Your assignment:
Exclude all pictures, then copy each of the records exactly as written.

Available records:
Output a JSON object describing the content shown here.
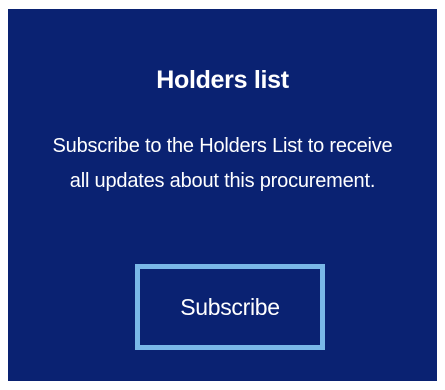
{
  "card": {
    "title": "Holders list",
    "description": "Subscribe to the Holders List to receive all updates about this procurement.",
    "subscribe_label": "Subscribe",
    "colors": {
      "background": "#0a2272",
      "text": "#ffffff",
      "button_border": "#7ab8e8"
    }
  }
}
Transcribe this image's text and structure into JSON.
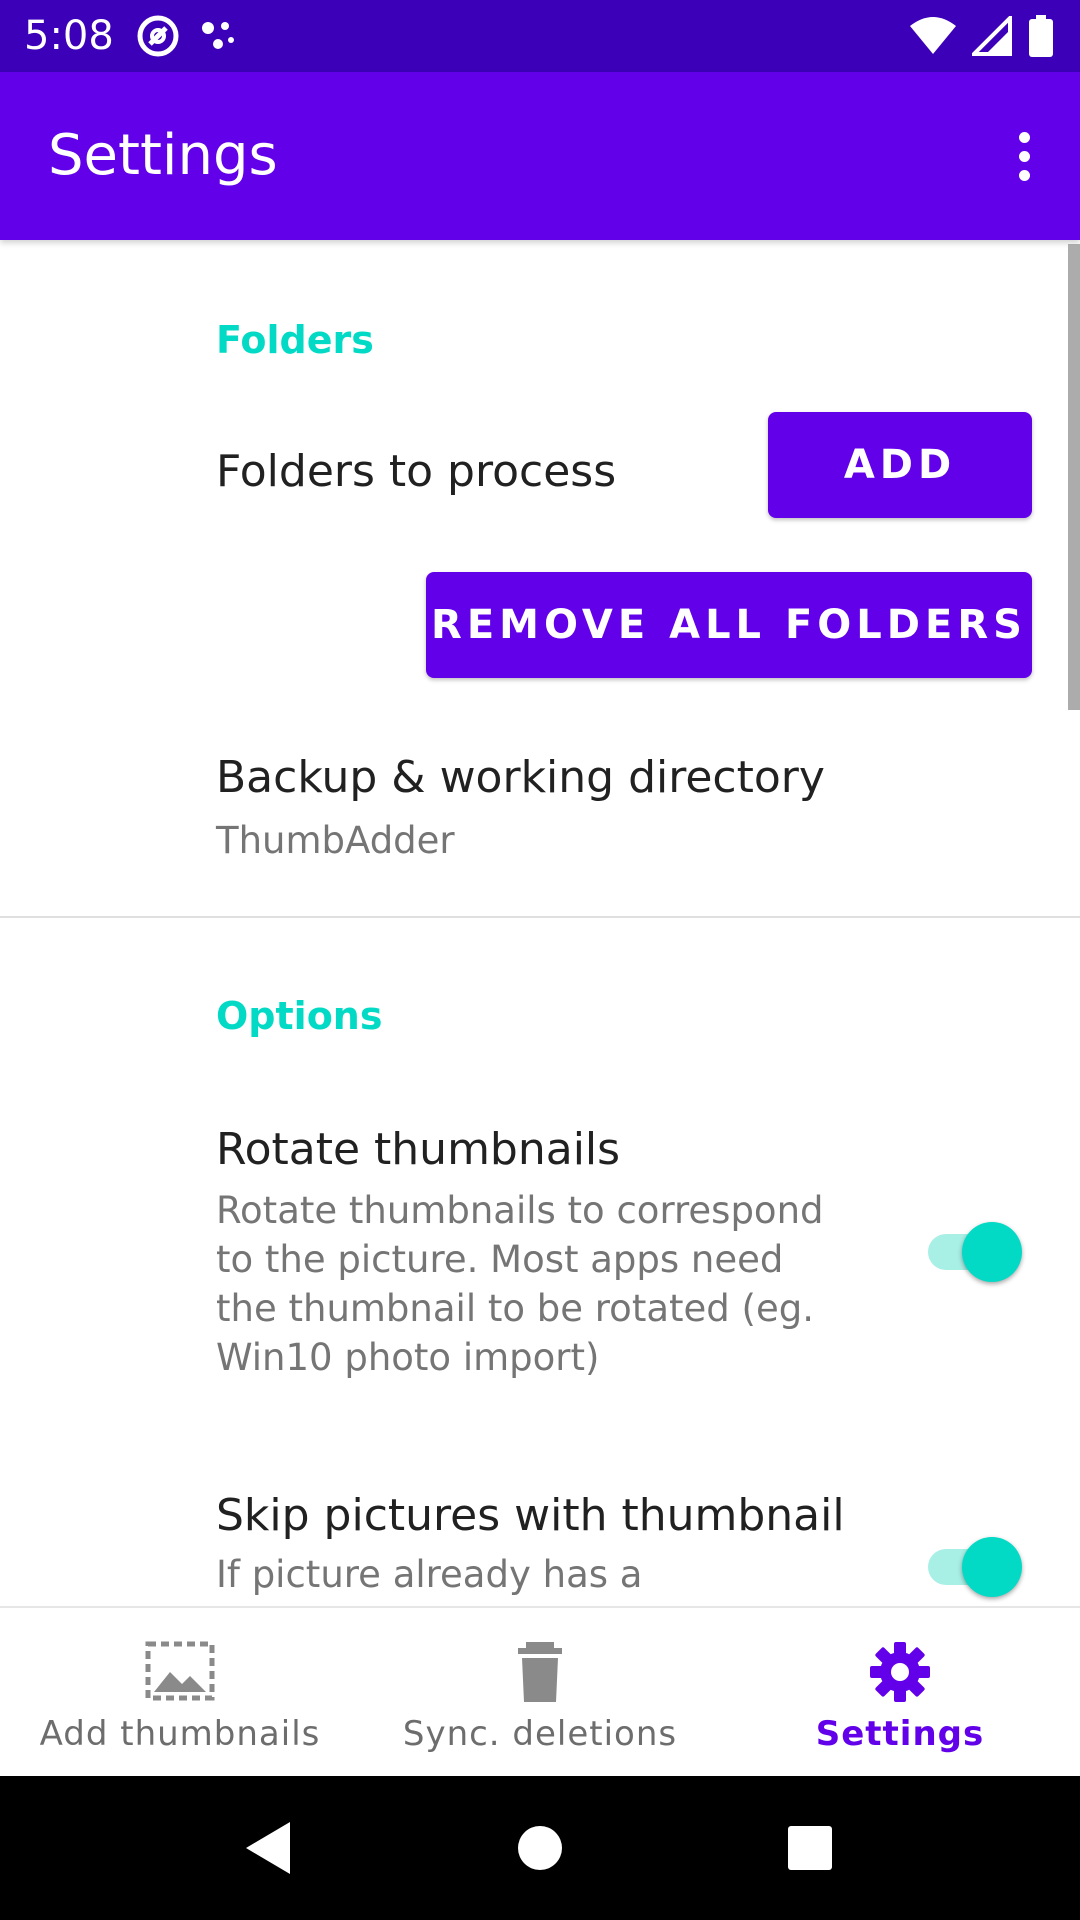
{
  "status_bar": {
    "time": "5:08",
    "left_icons": [
      "at-sign-icon",
      "dots-icon"
    ],
    "right_icons": [
      "wifi-icon",
      "cellular-icon",
      "battery-icon"
    ]
  },
  "app_bar": {
    "title": "Settings",
    "overflow_icon": "more-vert-icon",
    "color": "#6200ea"
  },
  "sections": {
    "folders": {
      "header": "Folders",
      "folders_to_process_label": "Folders to process",
      "add_button": "ADD",
      "remove_all_button": "REMOVE ALL FOLDERS",
      "backup_title": "Backup & working directory",
      "backup_value": "ThumbAdder"
    },
    "options": {
      "header": "Options",
      "rotate_title": "Rotate thumbnails",
      "rotate_summary": "Rotate thumbnails to correspond to the picture. Most apps need the thumbnail to be rotated (eg. Win10 photo import)",
      "rotate_enabled": true,
      "skip_title": "Skip pictures with thumbnail",
      "skip_summary": "If picture already has a",
      "skip_enabled": true
    }
  },
  "bottom_nav": {
    "items": [
      {
        "label": "Add thumbnails",
        "icon": "image-add-icon",
        "active": false
      },
      {
        "label": "Sync. deletions",
        "icon": "trash-icon",
        "active": false
      },
      {
        "label": "Settings",
        "icon": "gear-icon",
        "active": true
      }
    ]
  },
  "system_nav": {
    "buttons": [
      "back-icon",
      "home-icon",
      "recents-icon"
    ]
  },
  "colors": {
    "primary": "#6200ea",
    "primary_dark": "#3c00b8",
    "accent": "#03dac5",
    "switch_track": "#a8efe6"
  }
}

Answer:
Output a JSON object describing the content shown here.
{
  "card": {
    "title": "Holders list",
    "description": "Subscribe to the Holders List to receive all updates about this procurement.",
    "subscribe_label": "Subscribe",
    "colors": {
      "background": "#0a2272",
      "text": "#ffffff",
      "button_border": "#7ab8e8"
    }
  }
}
Transcribe this image's text and structure into JSON.
{
  "status_bar": {
    "time": "5:08",
    "left_icons": [
      "at-sign-icon",
      "dots-icon"
    ],
    "right_icons": [
      "wifi-icon",
      "cellular-icon",
      "battery-icon"
    ]
  },
  "app_bar": {
    "title": "Settings",
    "overflow_icon": "more-vert-icon",
    "color": "#6200ea"
  },
  "sections": {
    "folders": {
      "header": "Folders",
      "folders_to_process_label": "Folders to process",
      "add_button": "ADD",
      "remove_all_button": "REMOVE ALL FOLDERS",
      "backup_title": "Backup & working directory",
      "backup_value": "ThumbAdder"
    },
    "options": {
      "header": "Options",
      "rotate_title": "Rotate thumbnails",
      "rotate_summary": "Rotate thumbnails to correspond to the picture. Most apps need the thumbnail to be rotated (eg. Win10 photo import)",
      "rotate_enabled": true,
      "skip_title": "Skip pictures with thumbnail",
      "skip_summary": "If picture already has a",
      "skip_enabled": true
    }
  },
  "bottom_nav": {
    "items": [
      {
        "label": "Add thumbnails",
        "icon": "image-add-icon",
        "active": false
      },
      {
        "label": "Sync. deletions",
        "icon": "trash-icon",
        "active": false
      },
      {
        "label": "Settings",
        "icon": "gear-icon",
        "active": true
      }
    ]
  },
  "system_nav": {
    "buttons": [
      "back-icon",
      "home-icon",
      "recents-icon"
    ]
  },
  "colors": {
    "primary": "#6200ea",
    "primary_dark": "#3c00b8",
    "accent": "#03dac5",
    "switch_track": "#a8efe6"
  }
}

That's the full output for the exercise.